The circumstances in Dorsey stand in contrast with those of United States v. Stewart. 33 F.3d at 764. Stewart, a licensed insurance broker, solicited elderly customers to purchase annuities to fund their own funerals on a pre-need basis as a legal way of reducing their financial estates in order to qualify for Medicaid funds for nursing home expenses. 33 F.3d at 766. Rather than actually securing payment of their funeral expenses, Stewart converted his customers' investments for his own use while representing to the designated funeral directors that the annuities had been purchased. Id. We held that the district court clearly erred in not applying the § 3B1.3 adjustment. Id. at 770. Stewart could not have purchased the annuities if he was not a licensed insurance broker, and his licensed status also enabled him to convince the funeral directors that their services would be funded. Id. at 768-69. While licensed status does not per se place an individual in a position of trust, it is one factor among many to be considered in the factual context of the case. See id. at 766-70.
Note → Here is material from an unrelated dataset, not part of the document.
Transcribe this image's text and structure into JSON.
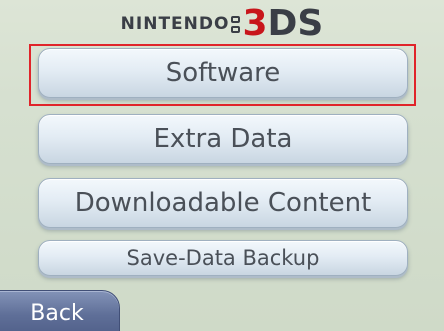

The facts of this case are more akin to Stewart than to Dorsey. Andrews was licensed by the state of Wisconsin as a retail vehicle dealer. His licensed status subjected him to Wisconsin Department of Transportation regulations requiring him to pay off his customers' prior loan obligations and to certify such payment to the Department of Transportation. His responsibility to remove the liens took the situation out of the purchasers' hands, and his certification to the Department of Transportation allowed him to conceal his crime.
Andrews argues that the mandatory nature of his responsibilities as a licensed dealer is precisely why he did not hold a position of trust. Because positions of trust are often characterized by broad discretion, Andrews argues that his obligation to pay off his customers' liens cannot place him in a position of trust. But Andrews was entrusted with his customers' money to act on their behalf. His customers need not have given him assets and told him to do what he pleased with them. They trusted him to act in their interests and in accordance with law, and his licensed status fostered that trust and his concealment of his actions.
Andrews's licensed status and responsibility to act on behalf of his customers placed him in a position of trust. His abuse of that position gave him control of the assets and allowed him to conceal his actions by certifying payment to the Wisconsin Department of Transportation. The district court's application of the two-point adjustment for an abuse of a position of trust pursuant to § 3B1.3 was not clearly erroneous.
For the foregoing reasons, the judgment of the district court is AFFIRMED.
1. The question of whether Andrews's sentence would still have fallen within the guidelines range without the two-point adjustment was raised at oral argument and Andrews's counsel submitted a supplemental filing on the issue thereafter. Without the adjustment, Andrews's offense level is twenty-one, leading to a guidelines range of forty-one to fifty-one months. As Andrews was sentenced to sixty months' imprisonment, we need not consider the effect that overlapping ranges might have had on our decision.